Excerpts from an interface dataset:
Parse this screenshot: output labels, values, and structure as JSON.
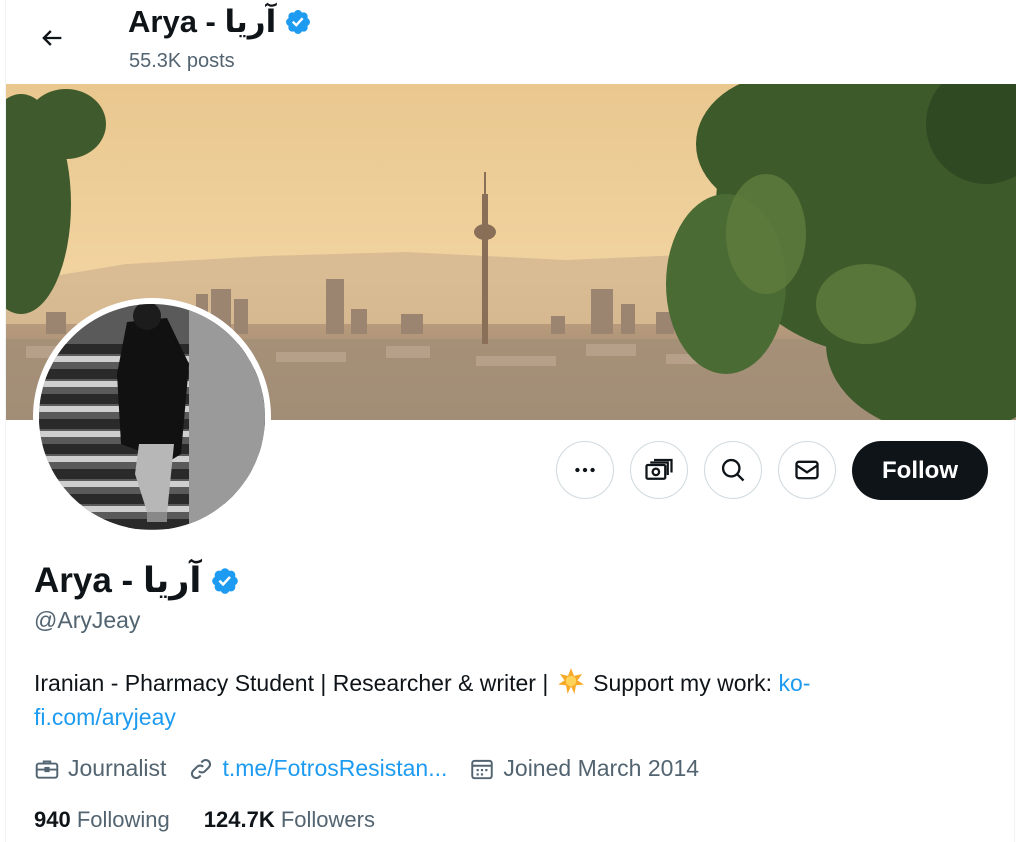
{
  "header": {
    "title": "Arya - آریا",
    "posts": "55.3K posts",
    "back_icon": "arrow-left-icon"
  },
  "profile": {
    "name": "Arya - آریا",
    "handle": "@AryJeay",
    "verified": true,
    "bio_text": "Iranian - Pharmacy Student | Researcher & writer | ",
    "bio_support": " Support my work: ",
    "bio_link": "ko-fi.com/aryjeay",
    "profession": "Journalist",
    "website": "t.me/FotrosResistan...",
    "joined": "Joined March 2014"
  },
  "stats": {
    "following_count": "940",
    "following_label": "Following",
    "followers_count": "124.7K",
    "followers_label": "Followers"
  },
  "actions": {
    "follow_label": "Follow",
    "more_icon": "more-icon",
    "subscribe_icon": "money-icon",
    "search_icon": "search-icon",
    "message_icon": "mail-icon"
  },
  "colors": {
    "accent": "#1d9bf0",
    "text": "#0f1419",
    "muted": "#536471",
    "follow_bg": "#0f1419"
  }
}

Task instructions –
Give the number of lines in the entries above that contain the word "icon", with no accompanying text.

Task output –
5